= DESCRIPTION OF THE TASK =
Every line of the listing that holds the word "location" should be returned.

= ENTRIES SHOWN =
◇ ◇ ◇
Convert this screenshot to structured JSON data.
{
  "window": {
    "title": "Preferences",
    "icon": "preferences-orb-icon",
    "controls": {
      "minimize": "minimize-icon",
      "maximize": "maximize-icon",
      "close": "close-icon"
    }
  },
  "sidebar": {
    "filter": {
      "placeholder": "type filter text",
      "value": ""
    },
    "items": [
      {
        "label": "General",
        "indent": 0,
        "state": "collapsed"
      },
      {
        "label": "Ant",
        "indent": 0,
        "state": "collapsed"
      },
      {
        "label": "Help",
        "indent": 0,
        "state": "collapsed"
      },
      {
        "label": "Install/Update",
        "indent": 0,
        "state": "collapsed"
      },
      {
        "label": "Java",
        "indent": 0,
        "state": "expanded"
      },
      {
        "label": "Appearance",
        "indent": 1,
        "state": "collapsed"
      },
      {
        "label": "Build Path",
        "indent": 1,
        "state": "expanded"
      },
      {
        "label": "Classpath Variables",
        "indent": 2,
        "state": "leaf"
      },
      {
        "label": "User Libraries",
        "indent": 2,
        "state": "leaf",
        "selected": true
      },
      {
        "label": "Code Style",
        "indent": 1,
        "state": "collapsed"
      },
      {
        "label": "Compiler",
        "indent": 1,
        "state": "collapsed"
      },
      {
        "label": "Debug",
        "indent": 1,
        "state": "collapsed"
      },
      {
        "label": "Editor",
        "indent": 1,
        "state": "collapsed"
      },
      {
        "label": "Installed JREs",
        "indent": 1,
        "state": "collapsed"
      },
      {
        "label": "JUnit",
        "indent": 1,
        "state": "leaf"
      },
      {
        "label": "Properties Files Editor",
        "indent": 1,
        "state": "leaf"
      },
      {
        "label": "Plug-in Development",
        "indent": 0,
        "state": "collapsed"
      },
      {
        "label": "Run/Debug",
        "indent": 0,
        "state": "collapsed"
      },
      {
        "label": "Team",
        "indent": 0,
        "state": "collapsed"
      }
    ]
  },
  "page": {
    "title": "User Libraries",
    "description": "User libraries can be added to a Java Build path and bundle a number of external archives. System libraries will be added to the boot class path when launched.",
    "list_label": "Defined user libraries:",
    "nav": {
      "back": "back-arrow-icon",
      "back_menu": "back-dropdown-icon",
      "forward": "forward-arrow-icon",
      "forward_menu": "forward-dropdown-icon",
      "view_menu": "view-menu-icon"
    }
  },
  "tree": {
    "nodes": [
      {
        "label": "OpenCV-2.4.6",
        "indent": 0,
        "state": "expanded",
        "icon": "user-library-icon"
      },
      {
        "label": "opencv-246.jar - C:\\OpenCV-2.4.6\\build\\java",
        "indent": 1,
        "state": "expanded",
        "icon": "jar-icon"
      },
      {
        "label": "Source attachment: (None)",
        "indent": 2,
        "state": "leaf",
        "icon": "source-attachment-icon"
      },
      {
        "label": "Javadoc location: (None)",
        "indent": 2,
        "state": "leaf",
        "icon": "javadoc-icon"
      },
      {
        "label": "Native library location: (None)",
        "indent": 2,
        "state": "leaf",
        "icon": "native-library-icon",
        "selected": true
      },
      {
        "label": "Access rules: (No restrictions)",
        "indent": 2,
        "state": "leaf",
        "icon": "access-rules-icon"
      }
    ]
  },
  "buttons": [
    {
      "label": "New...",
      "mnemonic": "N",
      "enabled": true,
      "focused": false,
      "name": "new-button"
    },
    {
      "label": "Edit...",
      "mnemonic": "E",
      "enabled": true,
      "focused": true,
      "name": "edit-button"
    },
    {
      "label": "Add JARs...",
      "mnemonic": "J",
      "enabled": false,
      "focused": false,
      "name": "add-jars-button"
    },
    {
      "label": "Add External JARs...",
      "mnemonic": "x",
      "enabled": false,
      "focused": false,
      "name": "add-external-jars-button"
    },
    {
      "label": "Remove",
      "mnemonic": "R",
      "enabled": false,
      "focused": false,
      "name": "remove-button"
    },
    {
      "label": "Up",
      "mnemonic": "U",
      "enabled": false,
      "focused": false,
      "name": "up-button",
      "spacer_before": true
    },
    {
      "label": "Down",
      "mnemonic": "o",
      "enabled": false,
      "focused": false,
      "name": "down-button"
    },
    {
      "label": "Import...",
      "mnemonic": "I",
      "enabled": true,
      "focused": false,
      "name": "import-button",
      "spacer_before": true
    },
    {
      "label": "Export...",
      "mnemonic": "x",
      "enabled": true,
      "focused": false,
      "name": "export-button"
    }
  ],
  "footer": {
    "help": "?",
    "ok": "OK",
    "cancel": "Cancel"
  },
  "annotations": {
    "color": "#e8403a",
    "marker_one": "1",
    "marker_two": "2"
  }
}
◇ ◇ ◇
= SOLUTION TO THE PROBLEM =
        "label": "Javadoc location: (None)",
        "label": "Native library location: (None)",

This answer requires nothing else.